Ask GR Anything is a weekly Q%26A column that answers questions submitted by readers (as well as questions we're particularly curious about ourselves). Got a burning question about games or the industry? Ask us in the comments below and you may just get it answered!
A couple weeks ago, we dug into a reader question about how some controllers are able to communicate with a gaming console wirelessly. While that was fascinating (in our own humble opinion), there was a second part to the question that we had to delay simply because the first part took so long to explain.
The second part asked why controllers can't charge wirelessly even though they can communicate at-range. The answer is both simple and complicated at the same time, so we'll try to keep the technical mumbo-jumbo as far away as possible.
The first thing you should know is that wireless power is entirely possible. It just sucks right now. Not even a little bit, either – it’s incredibly useless, although (as we'll explain later) there are efforts under way to fix that.
The fundamentals of wireless power are already well understood.
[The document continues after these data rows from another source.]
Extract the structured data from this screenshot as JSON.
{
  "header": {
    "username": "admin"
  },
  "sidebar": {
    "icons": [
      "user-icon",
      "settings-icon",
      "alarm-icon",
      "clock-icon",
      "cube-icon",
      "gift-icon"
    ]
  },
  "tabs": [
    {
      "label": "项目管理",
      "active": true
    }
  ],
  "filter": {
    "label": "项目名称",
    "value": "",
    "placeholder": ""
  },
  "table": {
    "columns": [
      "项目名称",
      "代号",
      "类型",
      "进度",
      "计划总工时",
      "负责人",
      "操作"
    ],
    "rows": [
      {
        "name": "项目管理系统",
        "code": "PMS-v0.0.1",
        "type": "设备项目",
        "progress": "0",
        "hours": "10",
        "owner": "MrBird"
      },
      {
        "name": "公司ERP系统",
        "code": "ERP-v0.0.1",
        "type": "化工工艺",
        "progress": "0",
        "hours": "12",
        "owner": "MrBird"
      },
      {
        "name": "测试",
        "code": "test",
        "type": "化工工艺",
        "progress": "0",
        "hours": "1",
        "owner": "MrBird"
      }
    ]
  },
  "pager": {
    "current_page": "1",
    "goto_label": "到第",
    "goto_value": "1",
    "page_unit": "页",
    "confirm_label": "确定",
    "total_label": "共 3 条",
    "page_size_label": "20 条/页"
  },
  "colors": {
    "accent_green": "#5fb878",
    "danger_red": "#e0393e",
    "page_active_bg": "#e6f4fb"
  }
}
In fact, it's not terribly different from the way radio waves work, which is what we discussed two weeks ago. Radio devices (controllers, cordless house phones, radios, etc.) send out a low-powered signal in all directions at a specific frequency. Anything within range can detect that signal, as long as it’s more powerful than the background noise.
The same fundamentals apply to wireless power, since radio waves are a form of energy. With current models, an even amount of energy is sent out in all directions, and any wireless charging device within range can receive some power. However, the problems with this may already be apparent to you. Power is sent out in every possible direction, meaning up, down, left, right, one degree left of left, two degrees left of left (etc., ad nauseam). Every single possible direction is receiving the same amount of power, meaning that 99 percent (more than that, actually) of the energy sent out is wasted.
That's the real problem here. It's not that it's difficult (Nikola Tesla figured all of this out over a hundred years ago). It's just unbelievably wasteful.
It all works because of the awesome realization, by James Clerk Maxwell in 1873, that electricity and magnetism are basically the exact same thing. They're like two sides of the same coin, two forms of the same phenomenon. The way wireless power works is by getting electricity from a normal source (outlet, battery) then changing it into magnetism so it radiates outward. Most of us did this in science class in grade school; just loop a wire around a piece of iron a few dozen times, connect both ends of the wire to each pole of a battery, and voila, you've got yourself an electromagnet.
Then, the object you want to charge can receive the magnetism and change it back into electricity to be stored in a rechargeable battery. Again, the issue is not with difficulty (a small-scale version of this is used in most electric toothbrushes), it's with wastefulness. There are other methods that use lasers to beam energy directly into a device, but lasers are very wasteful as well. Also, it's usually a bad idea to be beaming lasers around your home.
That said, researchers at MIT have developed devices that "tunnel" from the source to any device within range. This is done by a process called magnetic resonance, which regrettably, I can't explain too well here. There's not enough space, and I'm not an MIT researcher.
All you need to know is that the new technique can (on a small scale, for now) avoid the problem of wasting energy by naturally directing the flow of magnetism directly to the devices that need it. It's not easy, but it can be done. Most likely, it will one day be the norm.
There are even theories being tossed around that could allow us to beam wireless energy into space for use on space stations and spaceships that don't feel like lugging around a nuclear reactor. With all this potential, wireless energy is one of the coolest ongoing fields of study, and could lead to some astonishing results. But for now, we're just hoping for a PlayStation 5 that doesn't tether us to the machine by its tiny recharge cable every 10 hours, and an Xbox 1080 that doesn't chug batteries.
Submit your own questions in the comments (or Tweet them to @sciencegroen) and we may tackle them for a future Ask GR Anything.